In a recent incident, the failure of Postbank has left South African social grant recipients and pensioners in a dire situation, underscoring concerns about its suitability as a state bank. While the government attributed the problem to a “glitch” resulting from system migration, this explanation offers little solace to pensioners who depend on these funds for their survival.
Commercial Services Without Monetary Policy Control
According to Investopedia, state banks are entities that provide commercial banking services but are not involved in shaping monetary policy. Despite this definition, Postbank’s recent breakdown has prompted skepticism about its potential to serve as a successful state bank.
A Bank for Women, Youth, and People with Disabilities?
The Minister of Women, Youth, and Persons with Disabilities, Nkosazana Dlamini-Zuma, has proposed the creation of a bank specifically catering to women, youth, and individuals with disabilities. However, this idea has been met with skepticism. Rossouw dismisses the notion with a laugh, suggesting that it may not be a viable solution.
Government’s Efforts in Establishing the Bank
Dlamini-Zuma has already appointed a management committee, chaired by Dr. Thandeka Ellenson, to initiate the process in collaboration with various stakeholders. She has argued that such a bank is needed because these groups often struggle to obtain financing from existing financial institutions. Ellenson has shared that the bank is set to be operational by June the following year, having met the minimum capital requirements and membership figures.
Postbank’s History of Challenges
The recent “glitch” is not the first problem that Postbank has faced. The government has been aware of system weaknesses within the bank, and steps were supposed to be taken to address them, including holding those responsible accountable. However, no one has been held accountable for the recent incident, which caused immense hardship for pensioners who had to incur extra banking costs due to declined transactions.
Increased Irregular Expenditure
Furthermore, Postbank’s irregular expenditure increased significantly in the 2021/2022 financial year, with R118 million attributed to services obtained without contracts and non-adherence to procurement processes.

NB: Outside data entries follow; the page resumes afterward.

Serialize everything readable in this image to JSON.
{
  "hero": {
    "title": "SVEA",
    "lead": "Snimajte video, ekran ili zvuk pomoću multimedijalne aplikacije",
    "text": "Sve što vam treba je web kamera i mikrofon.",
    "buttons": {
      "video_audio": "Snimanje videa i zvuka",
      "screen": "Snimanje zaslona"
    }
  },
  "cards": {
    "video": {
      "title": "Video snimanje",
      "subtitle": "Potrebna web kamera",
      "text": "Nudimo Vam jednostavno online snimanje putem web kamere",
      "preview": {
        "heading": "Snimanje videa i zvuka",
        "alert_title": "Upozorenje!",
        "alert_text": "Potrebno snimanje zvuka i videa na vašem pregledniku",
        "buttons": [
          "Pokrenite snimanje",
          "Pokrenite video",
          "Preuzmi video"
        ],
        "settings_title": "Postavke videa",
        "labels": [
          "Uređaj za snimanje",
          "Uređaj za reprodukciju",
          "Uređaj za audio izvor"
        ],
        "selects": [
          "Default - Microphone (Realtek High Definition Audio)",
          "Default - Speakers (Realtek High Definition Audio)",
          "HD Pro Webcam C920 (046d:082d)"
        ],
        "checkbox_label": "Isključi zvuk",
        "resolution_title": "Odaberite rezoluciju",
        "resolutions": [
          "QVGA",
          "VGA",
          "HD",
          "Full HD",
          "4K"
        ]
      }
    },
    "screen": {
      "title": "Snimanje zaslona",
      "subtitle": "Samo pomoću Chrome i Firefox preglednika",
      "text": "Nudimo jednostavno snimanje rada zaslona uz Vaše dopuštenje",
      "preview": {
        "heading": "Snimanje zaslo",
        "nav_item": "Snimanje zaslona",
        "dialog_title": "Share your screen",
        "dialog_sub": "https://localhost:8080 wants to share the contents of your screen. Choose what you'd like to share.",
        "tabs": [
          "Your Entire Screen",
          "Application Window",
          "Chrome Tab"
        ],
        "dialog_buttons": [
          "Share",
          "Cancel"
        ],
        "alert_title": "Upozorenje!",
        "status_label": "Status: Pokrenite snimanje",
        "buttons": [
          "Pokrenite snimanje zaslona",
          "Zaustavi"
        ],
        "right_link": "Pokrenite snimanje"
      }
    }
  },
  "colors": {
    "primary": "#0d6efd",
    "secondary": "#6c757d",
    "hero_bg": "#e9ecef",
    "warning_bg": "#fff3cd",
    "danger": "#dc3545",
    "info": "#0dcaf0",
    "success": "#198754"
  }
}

The Auditor General of South Africa (AGSA) noted insufficient consequence management efforts and a lack of internal processes to deal with such matters.
Failure to Safeguard Issuing of Bank Cards
One notable irregularity was Postbank’s failure to maintain an effective internal system to safeguard the issuance of bank cards for the South African Social Security Agency, resulting in a financial loss of nearly R68.8 million due to unaccounted-for cards.
Lack of Consequence Management Measures
Remarkably, almost a year later, the department has yet to institute any consequence management measures for these lapses in governance and oversight.
Past Suspension of ATM Withdrawals
Pensioners previously found themselves without access to funds when Postbank suspended ATM withdrawals for Sassa beneficiaries in December of the previous year, citing the need to curb fraud. This move resulted in fraud involving stolen Sassa cards amounting to almost R13.6 million.
A Contentious Issue
While there have been discussions about transforming Postbank into a state bank, President Cyril Ramaphosa refrained from making any such announcement in his State of the Nation Address. Finance Minister Enoch Godongwana had previously stated that the creation of a new state bank was financially unfeasible, given the country’s budget constraints.
Concerns About Political Agendas
Independent economist Bonke Dumisa has cautioned against establishing a state bank, suggesting that it may serve the interests of a select few and be driven more by political agendas than sound financial management.
The recent failure of Postbank has raised significant doubts about its suitability as a state bank, and questions linger about the government’s intentions in pursuing this course of action. Furthermore, the proposed bank for women, youth, and individuals with disabilities faces skepticism from experts who question its viability and potential impact. As these issues continue to unfold, the future of Postbank and the broader discussion of state banks in South Africa remain subjects of considerable debate and scrutiny.